◆ **REQUIRED ACTION**:
Your job is to return each record exactly, minus any pictures.

[Stored data entries]
-- Opening Marker --

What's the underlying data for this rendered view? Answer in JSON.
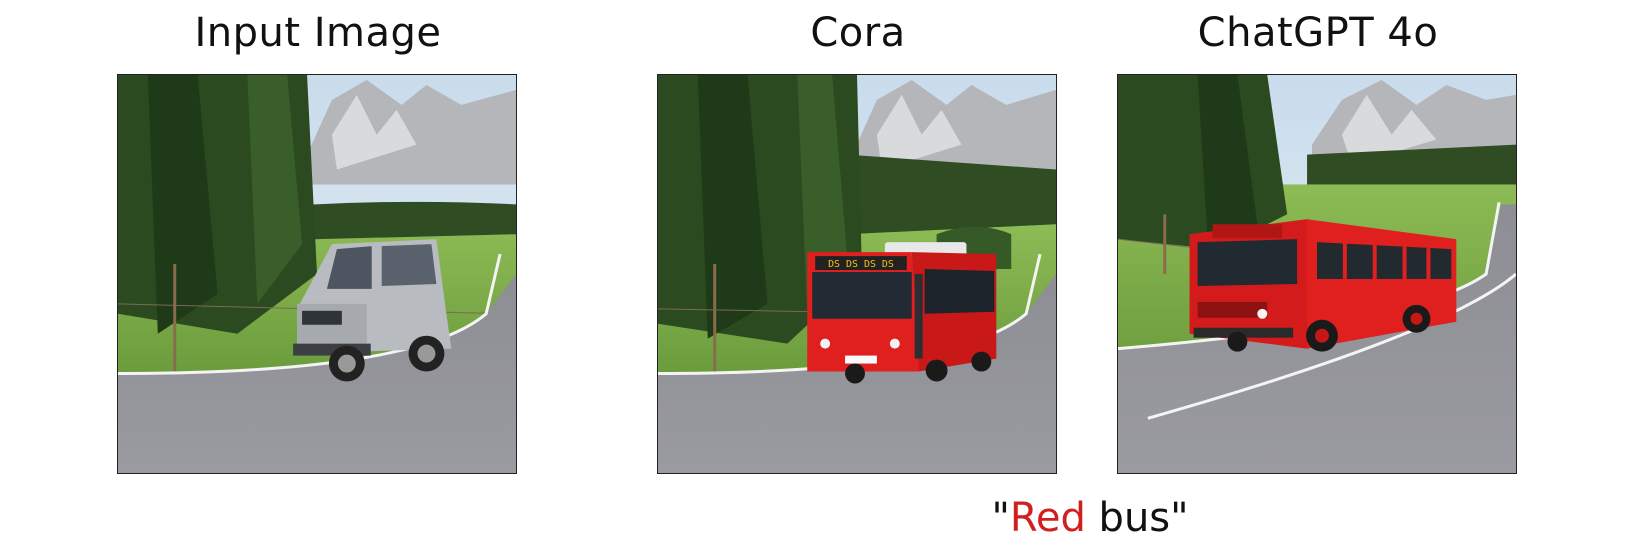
{
  "panels": [
    {
      "title": "Input Image",
      "vehicle": "silver-suv"
    },
    {
      "title": "Cora",
      "vehicle": "red-city-bus",
      "sign_text": "DS DS DS DS"
    },
    {
      "title": "ChatGPT 4o",
      "vehicle": "red-retro-bus"
    }
  ],
  "caption": {
    "open_quote": "\"",
    "highlight": "Red",
    "rest": " bus",
    "close_quote": "\""
  },
  "colors": {
    "highlight": "#d11f1f",
    "bus_red": "#e01f1f",
    "grass": "#7fb04a",
    "road": "#8f9096"
  }
}
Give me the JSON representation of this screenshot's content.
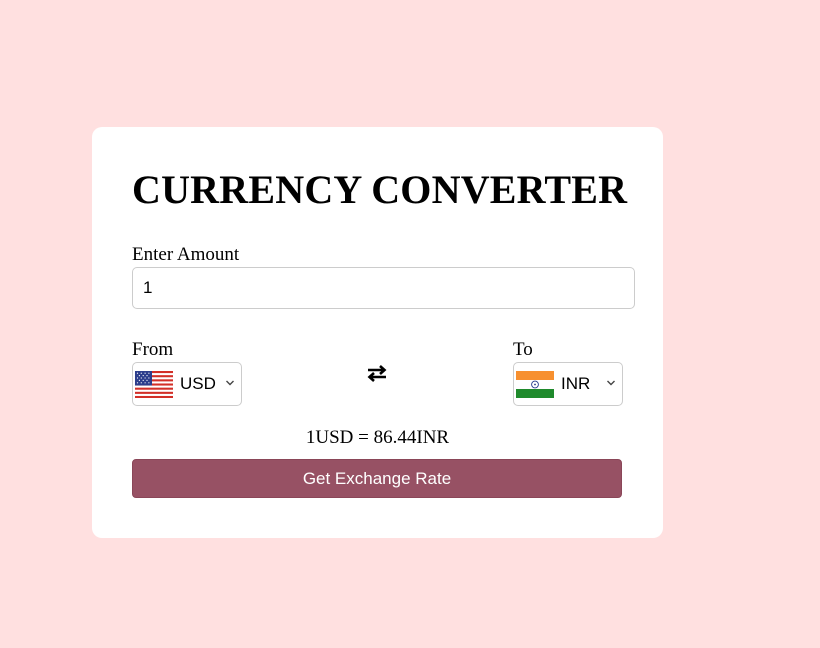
{
  "converter": {
    "title": "CURRENCY CONVERTER",
    "amount_label": "Enter Amount",
    "amount_value": "1",
    "from_label": "From",
    "to_label": "To",
    "from_currency": "USD",
    "to_currency": "INR",
    "from_flag": "us-flag-icon",
    "to_flag": "india-flag-icon",
    "swap_icon": "swap-arrows-icon",
    "result_text": "1USD = 86.44INR",
    "button_label": "Get Exchange Rate"
  },
  "colors": {
    "page_background": "#ffe0e0",
    "card_background": "#ffffff",
    "button_background": "#975164",
    "button_text": "#ffffff"
  }
}
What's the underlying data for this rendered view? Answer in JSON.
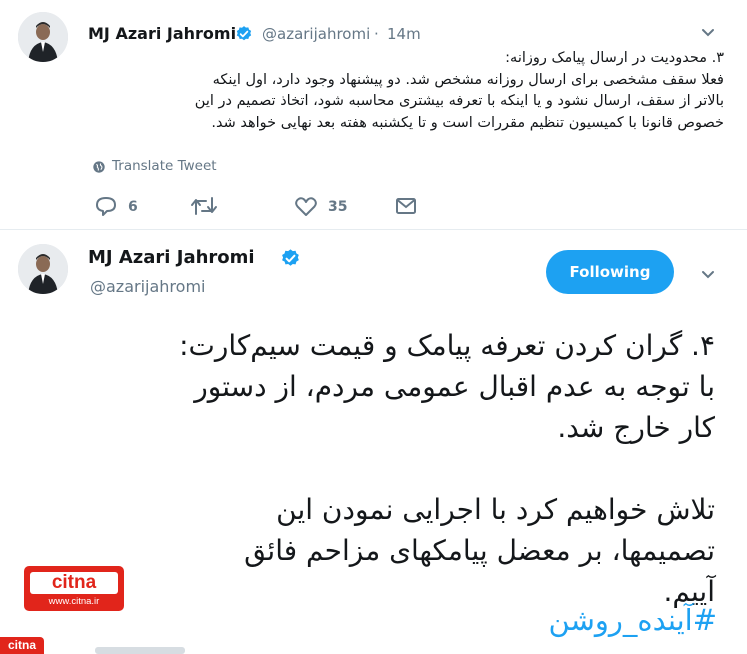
{
  "tweet1": {
    "author_name": "MJ Azari Jahromi",
    "handle": "@azarijahromi",
    "separator": "·",
    "time": "14m",
    "lines": [
      "۳. محدودیت در ارسال پیامک روزانه:",
      "فعلا سقف مشخصی برای ارسال روزانه مشخص شد. دو پیشنهاد وجود دارد، اول اینکه",
      "بالاتر از سقف، ارسال نشود و یا اینکه با تعرفه بیشتری محاسبه شود، اتخاذ تصمیم در این",
      "خصوص قانونا با کمیسیون تنظیم مقررات است و تا یکشنبه هفته بعد نهایی خواهد شد."
    ],
    "translate_label": "Translate Tweet",
    "reply_count": "6",
    "like_count": "35"
  },
  "tweet2": {
    "author_name": "MJ Azari Jahromi",
    "handle": "@azarijahromi",
    "follow_label": "Following",
    "lines": [
      "۴. گران کردن تعرفه پیامک و قیمت سیم‌کارت:",
      "با توجه به عدم اقبال عمومی مردم، از دستور",
      "کار خارج شد.",
      "",
      "تلاش خواهیم کرد با اجرایی نمودن این",
      "تصمیمها، بر معضل پیامکهای مزاحم فائق",
      "آییم."
    ],
    "hashtag": "#آینده_روشن"
  },
  "watermark": {
    "logo_text": "citna",
    "url": "www.citna.ir",
    "corner_text": "citna"
  },
  "colors": {
    "accent": "#1da1f2",
    "verified": "#1da1f2",
    "muted": "#657786",
    "logo": "#e1251b"
  }
}
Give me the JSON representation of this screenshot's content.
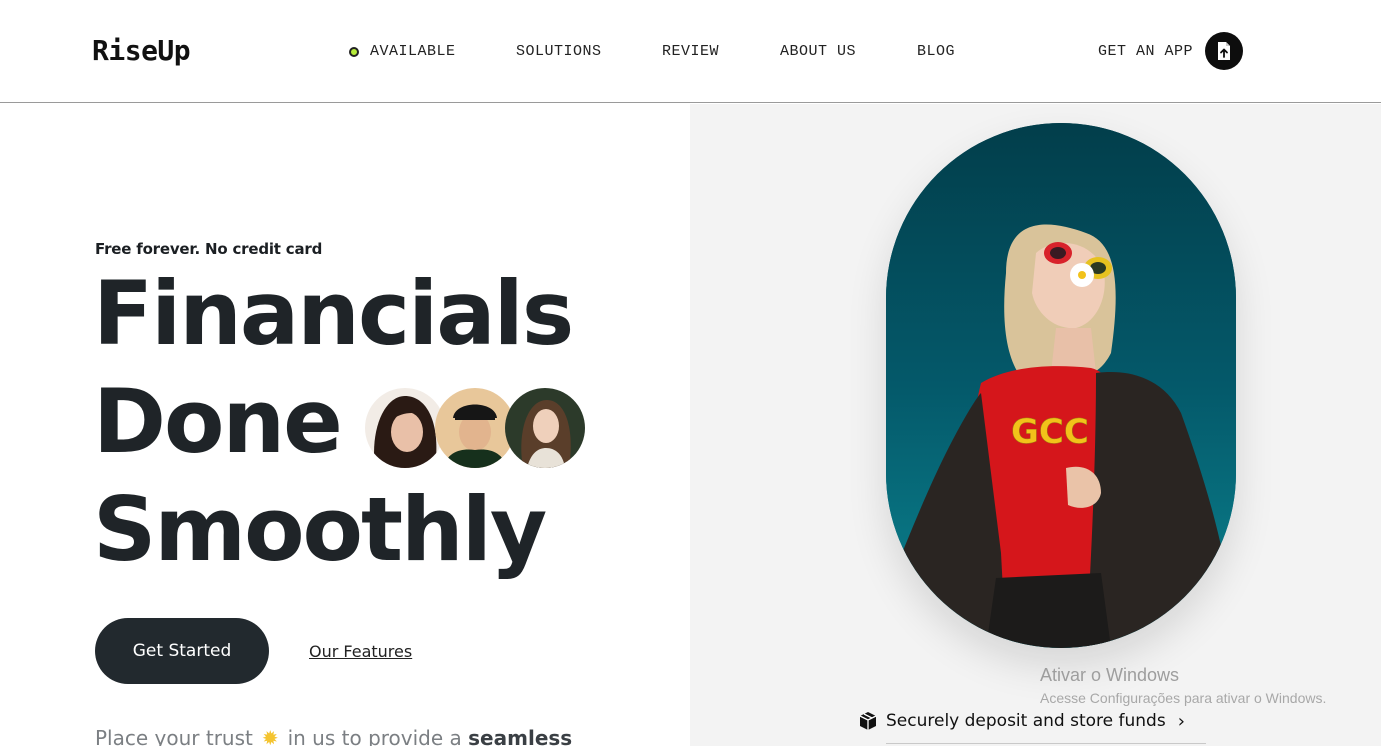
{
  "header": {
    "logo": "RiseUp",
    "nav": [
      {
        "label": "AVAILABLE"
      },
      {
        "label": "SOLUTIONS"
      },
      {
        "label": "REVIEW"
      },
      {
        "label": "ABOUT US"
      },
      {
        "label": "BLOG"
      }
    ],
    "get_app_label": "GET AN APP",
    "get_app_icon": "file-upload-icon",
    "available_dot_color": "#b6ec3a"
  },
  "hero": {
    "tagline": "Free forever. No credit card",
    "headline": [
      "Financials",
      "Done",
      "Smoothly"
    ],
    "cta_label": "Get Started",
    "secondary_link": "Our Features",
    "trust_text_1": "Place your trust",
    "trust_icon": "sun-icon",
    "trust_text_2": "in us to provide a",
    "trust_text_bold": "seamless",
    "avatars": [
      "avatar-woman-curly-hair",
      "avatar-man-cap",
      "avatar-woman-long-hair"
    ]
  },
  "right_panel": {
    "photo": "woman-sunglasses-flower-photo",
    "deposit_label": "Securely deposit and store funds",
    "deposit_icon": "box-icon",
    "deposit_chevron": "›"
  },
  "os_watermark": {
    "title": "Ativar o Windows",
    "subtitle": "Acesse Configurações para ativar o Windows."
  },
  "colors": {
    "dark": "#22292e",
    "accent_green": "#b6ec3a",
    "panel_bg": "#f3f3f3"
  }
}
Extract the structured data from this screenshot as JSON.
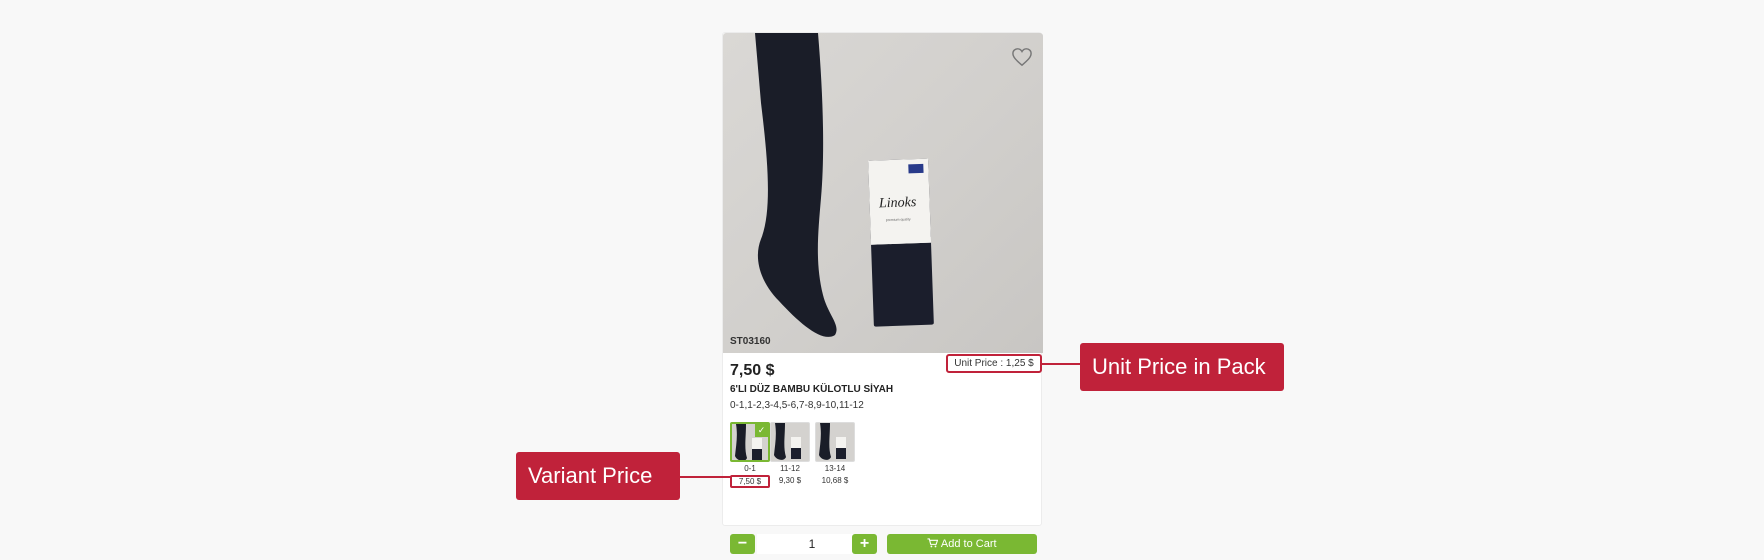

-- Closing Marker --

◆ **TASK RESULT**:
What's the underlying data for this rendered view? Answer in JSON.
{
  "panels": [
    {
      "title": "Input Image",
      "vehicle": "silver-suv"
    },
    {
      "title": "Cora",
      "vehicle": "red-city-bus",
      "sign_text": "DS DS DS DS"
    },
    {
      "title": "ChatGPT 4o",
      "vehicle": "red-retro-bus"
    }
  ],
  "caption": {
    "open_quote": "\"",
    "highlight": "Red",
    "rest": " bus",
    "close_quote": "\""
  },
  "colors": {
    "highlight": "#d11f1f",
    "bus_red": "#e01f1f",
    "grass": "#7fb04a",
    "road": "#8f9096"
  }
}
Give me the JSON representation of this screenshot's content.
{
  "converter": {
    "title": "CURRENCY CONVERTER",
    "amount_label": "Enter Amount",
    "amount_value": "1",
    "from_label": "From",
    "to_label": "To",
    "from_currency": "USD",
    "to_currency": "INR",
    "from_flag": "us-flag-icon",
    "to_flag": "india-flag-icon",
    "swap_icon": "swap-arrows-icon",
    "result_text": "1USD = 86.44INR",
    "button_label": "Get Exchange Rate"
  },
  "colors": {
    "page_background": "#ffe0e0",
    "card_background": "#ffffff",
    "button_background": "#975164",
    "button_text": "#ffffff"
  }
}
What's the underlying data for this rendered view? Answer in JSON.
{
  "tweet1": {
    "author_name": "MJ Azari Jahromi",
    "handle": "@azarijahromi",
    "separator": "·",
    "time": "14m",
    "lines": [
      "۳. محدودیت در ارسال پیامک روزانه:",
      "فعلا سقف مشخصی برای ارسال روزانه مشخص شد. دو پیشنهاد وجود دارد، اول اینکه",
      "بالاتر از سقف، ارسال نشود و یا اینکه با تعرفه بیشتری محاسبه شود، اتخاذ تصمیم در این",
      "خصوص قانونا با کمیسیون تنظیم مقررات است و تا یکشنبه هفته بعد نهایی خواهد شد."
    ],
    "translate_label": "Translate Tweet",
    "reply_count": "6",
    "like_count": "35"
  },
  "tweet2": {
    "author_name": "MJ Azari Jahromi",
    "handle": "@azarijahromi",
    "follow_label": "Following",
    "lines": [
      "۴. گران کردن تعرفه پیامک و قیمت سیم‌کارت:",
      "با توجه به عدم اقبال عمومی مردم، از دستور",
      "کار خارج شد.",
      "",
      "تلاش خواهیم کرد با اجرایی نمودن این",
      "تصمیمها، بر معضل پیامکهای مزاحم فائق",
      "آییم."
    ],
    "hashtag": "#آینده_روشن"
  },
  "watermark": {
    "logo_text": "citna",
    "url": "www.citna.ir",
    "corner_text": "citna"
  },
  "colors": {
    "accent": "#1da1f2",
    "verified": "#1da1f2",
    "muted": "#657786",
    "logo": "#e1251b"
  }
}
Give me the JSON representation of this screenshot's content.
{
  "header": {
    "logo": "RiseUp",
    "nav": [
      {
        "label": "AVAILABLE"
      },
      {
        "label": "SOLUTIONS"
      },
      {
        "label": "REVIEW"
      },
      {
        "label": "ABOUT US"
      },
      {
        "label": "BLOG"
      }
    ],
    "get_app_label": "GET AN APP",
    "get_app_icon": "file-upload-icon",
    "available_dot_color": "#b6ec3a"
  },
  "hero": {
    "tagline": "Free forever. No credit card",
    "headline": [
      "Financials",
      "Done",
      "Smoothly"
    ],
    "cta_label": "Get Started",
    "secondary_link": "Our Features",
    "trust_text_1": "Place your trust",
    "trust_icon": "sun-icon",
    "trust_text_2": "in us to provide a",
    "trust_text_bold": "seamless",
    "avatars": [
      "avatar-woman-curly-hair",
      "avatar-man-cap",
      "avatar-woman-long-hair"
    ]
  },
  "right_panel": {
    "photo": "woman-sunglasses-flower-photo",
    "deposit_label": "Securely deposit and store funds",
    "deposit_icon": "box-icon",
    "deposit_chevron": "›"
  },
  "os_watermark": {
    "title": "Ativar o Windows",
    "subtitle": "Acesse Configurações para ativar o Windows."
  },
  "colors": {
    "dark": "#22292e",
    "accent_green": "#b6ec3a",
    "panel_bg": "#f3f3f3"
  }
}
Extract the structured data from this screenshot as JSON.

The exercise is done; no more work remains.